But more than just that one thing happened in the Phillies vibrant 2009-10 offseason.
NOVEMBER: Okay, well, that sucked.
After Shane grounded out to end it, I wandered outside the bar and joined in a local conversation regarding the merits of jumping in somebody’s car and road tripping it into the Bronx for the sole purpose of burning down Yankee Stadium. Nothing stung more than having to walk in my front door and see Roommate’s smiling face as his precious Yankees defiled the game of baseball to another World Series. It felt like an episode of “Law and Order: Special Victims Unit,” but at the end, the sex criminal gets away to live and molest another day.
God, I hate the Yankees.
Ruben Amaro hits the ground running and kicks Pedro Feliz and his flaccid bat to the curb, while snatching Cliff Lee’s $9 million option, which receives a “Duh,” reaction from Phillies fans, completely unsuspecting of the chorus of “WTF?!’s” about to shit-fit their way across Philadelphia the following month. Two crispy new free agents are ejected from the roster; Brett Myers feels bad for himself and Pedro Martinez is way too sure that he’ll get picked up by another team.
DECEMBER: There were so many “Halladay/holiday” puns this month I almost screamed a hole in my computer screen, and I fucking love puns.
You would have thought Citizens Bank Park was crashing down with Chase Utley trapped inside from the wave of melancholy “Whoa now!” that hit the Phillies Phaithful, as Cliff Lee bid adieu to his short stint in red pinstripes. In fact, you would barely have been able to recognize that Roy Halladay, a guy who habitually slaughterhouses MVP lineups on his way to almost 20 wins in a division galaxies ahead of the NL East, is now taking up permanent residence in Citizens Bank Park.
Rumors of Chone Figgins filling out the infield are totally ruined by the signing of Placido Polanco, and Figgins winds up joining Cliff Lee in Seattle. Not that we’re displeased with the return of Polanco and his dual wielding Gold Gloves.
Meanwhile, nobody notices that Ruben Amaro signs an entirely new bench in Ross Gload, Juan Castro, and Brian Schneider, along with keeping Jimmy Rollins a Phillie through 2011.
JANUARY: And the pitcher-shuffling begins anew. Danys Baez is in, Scott Eyre is out. Right knee surgery for Brad Lidge, Clay Condrey is signed by the Twins. Cliff Lee bitching continues. Wishes and dreams of a Lee-Halladay rotation explode in a cloud of speculation and tears. Hal Bodley has an opinion.

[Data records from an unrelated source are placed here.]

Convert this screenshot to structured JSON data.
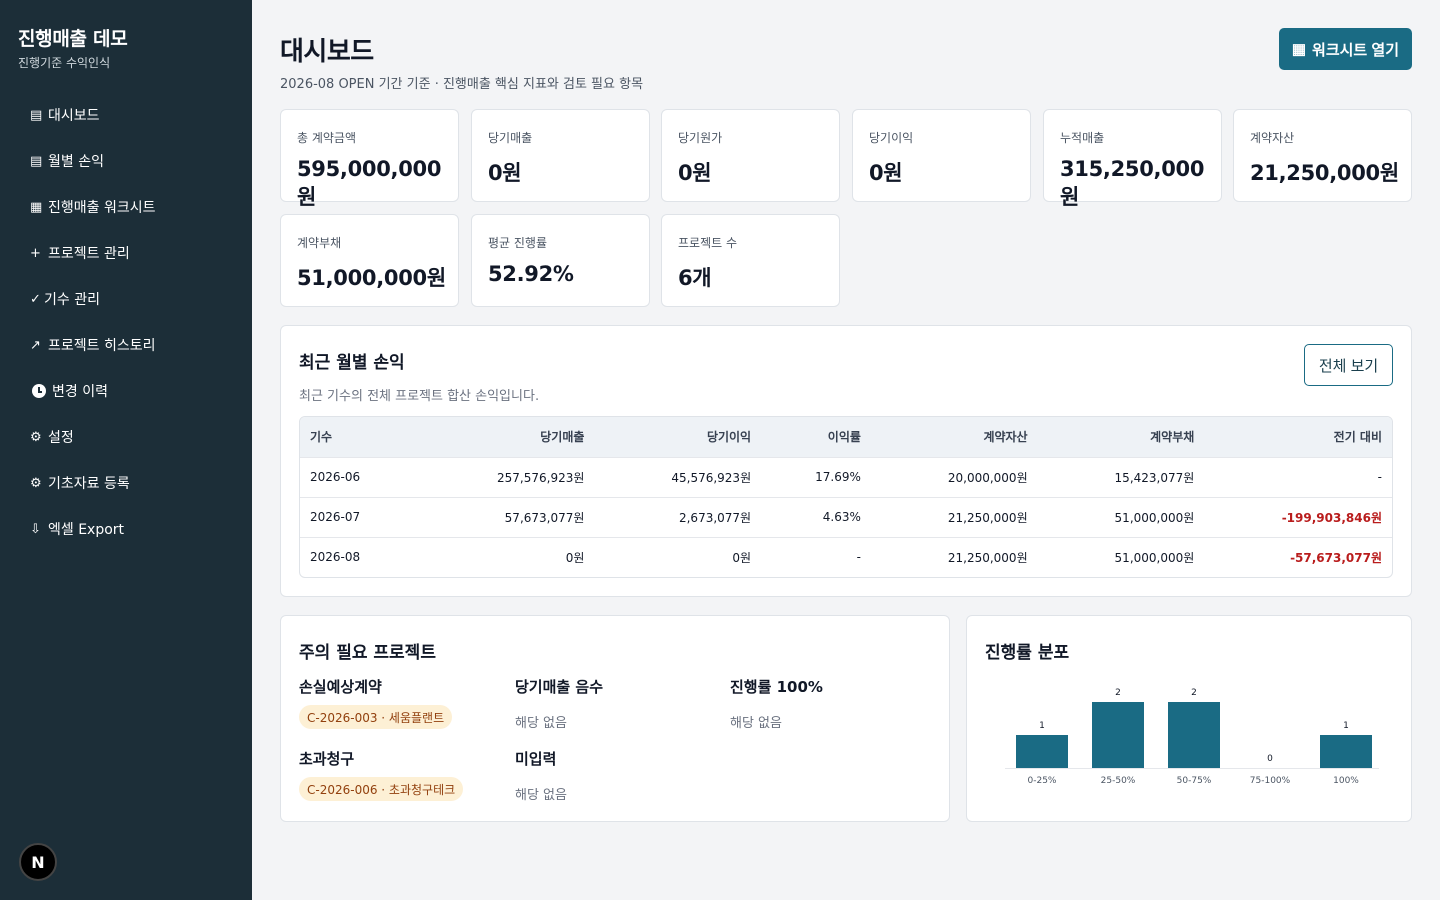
{
  "sidebar": {
    "title": "진행매출 데모",
    "subtitle": "진행기준 수익인식",
    "items": [
      {
        "icon": "▤",
        "label": "대시보드"
      },
      {
        "icon": "▤",
        "label": "월별 손익"
      },
      {
        "icon": "▦",
        "label": "진행매출 워크시트"
      },
      {
        "icon": "+",
        "label": "프로젝트 관리"
      },
      {
        "icon": "✓",
        "label": "기수 관리"
      },
      {
        "icon": "↗",
        "label": "프로젝트 히스토리"
      },
      {
        "icon": "clock",
        "label": "변경 이력"
      },
      {
        "icon": "⚙",
        "label": "설정"
      },
      {
        "icon": "⚙",
        "label": "기초자료 등록"
      },
      {
        "icon": "⇩",
        "label": "엑셀 Export"
      }
    ],
    "logo_letter": "N"
  },
  "header": {
    "title": "대시보드",
    "subtitle": "2026-08 OPEN 기간 기준 · 진행매출 핵심 지표와 검토 필요 항목",
    "worksheet_button": "워크시트 열기",
    "worksheet_icon": "▦"
  },
  "kpis": [
    {
      "label": "총 계약금액",
      "value": "595,000,000원"
    },
    {
      "label": "당기매출",
      "value": "0원"
    },
    {
      "label": "당기원가",
      "value": "0원"
    },
    {
      "label": "당기이익",
      "value": "0원"
    },
    {
      "label": "누적매출",
      "value": "315,250,000원"
    },
    {
      "label": "계약자산",
      "value": "21,250,000원"
    },
    {
      "label": "계약부채",
      "value": "51,000,000원"
    },
    {
      "label": "평균 진행률",
      "value": "52.92%"
    },
    {
      "label": "프로젝트 수",
      "value": "6개"
    }
  ],
  "monthly": {
    "title": "최근 월별 손익",
    "subtitle": "최근 기수의 전체 프로젝트 합산 손익입니다.",
    "view_all": "전체 보기",
    "columns": [
      "기수",
      "당기매출",
      "당기이익",
      "이익률",
      "계약자산",
      "계약부채",
      "전기 대비"
    ],
    "rows": [
      [
        "2026-06",
        "257,576,923원",
        "45,576,923원",
        "17.69%",
        "20,000,000원",
        "15,423,077원",
        "-"
      ],
      [
        "2026-07",
        "57,673,077원",
        "2,673,077원",
        "4.63%",
        "21,250,000원",
        "51,000,000원",
        "-199,903,846원"
      ],
      [
        "2026-08",
        "0원",
        "0원",
        "-",
        "21,250,000원",
        "51,000,000원",
        "-57,673,077원"
      ]
    ],
    "negative_color": "#b91c1c"
  },
  "attention": {
    "title": "주의 필요 프로젝트",
    "groups": {
      "loss": {
        "title": "손실예상계약",
        "pill": "C-2026-003 · 세움플랜트"
      },
      "neg_rev": {
        "title": "당기매출 음수",
        "empty": "해당 없음"
      },
      "full": {
        "title": "진행률 100%",
        "empty": "해당 없음"
      },
      "over": {
        "title": "초과청구",
        "pill": "C-2026-006 · 초과청구테크"
      },
      "missing": {
        "title": "미입력",
        "empty": "해당 없음"
      }
    }
  },
  "chart_data": {
    "type": "bar",
    "title": "진행률 분포",
    "categories": [
      "0-25%",
      "25-50%",
      "50-75%",
      "75-100%",
      "100%"
    ],
    "values": [
      1,
      2,
      2,
      0,
      1
    ],
    "ylim": [
      0,
      2
    ],
    "bar_color": "#1a6b84",
    "grid": false,
    "legend": "none"
  },
  "colors": {
    "sidebar_bg": "#1c2e38",
    "accent": "#1a6b84",
    "pill_bg": "#fdf0d5",
    "pill_text": "#92400e"
  }
}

Everybody’s pissed. But not Shane Victorino, who gets himself a $22 million extension to bulge his eyes out in Philly for a further three years.
People begin to wonder what the hell Ruben Amaro plans to do about the bullpen, now that there’s nothing but loose change left to fund it of the estimated $140 million payroll. The answer, of course, is Jose Contreras, and the aforementioned Baez, both of whom could fill the late relief role left behind by Chan Ho Park, who swore he’d be a starter somewhere by the end of the offseason. Antonio Bastardo, Sergio Escalona, and Ryan Vogelsong look to fill out any holes left by the wounded Lidge and J.C. Romero.
FEBRUARY: “Screw you!” winter screamed, and reared back, firing a couple of blizzard-loogies all over the northeastern United States. Ryan Howard completes his motion capture duties for MLB ’10: The Show. Prospect and 7th round Phillies draft pick Brody Colvin is stopped by police officers in New Orleans for being piss wasted, and makes the rational decision to start punching them. The point blank range of baseball season has Hal Bodley reminiscing about typewriters.
Brad Lidge throws off a mound for the first time since he exploded and “feels good.” Little does he know, he will be getting a cortisone shot in his elbow nearly a month from now.
Charlie and Ryan both appear to have lost weight, and J-Roll, while confident, keeps his mouth shut regarding the Phillies 2010 finish. Spring Training descends on a Philadelphia that is sick, wet, and frigid from an eternal winter of darkness, depression, and the Sixers.
Ryan Howard says it first: “We’ve got unfinished business.”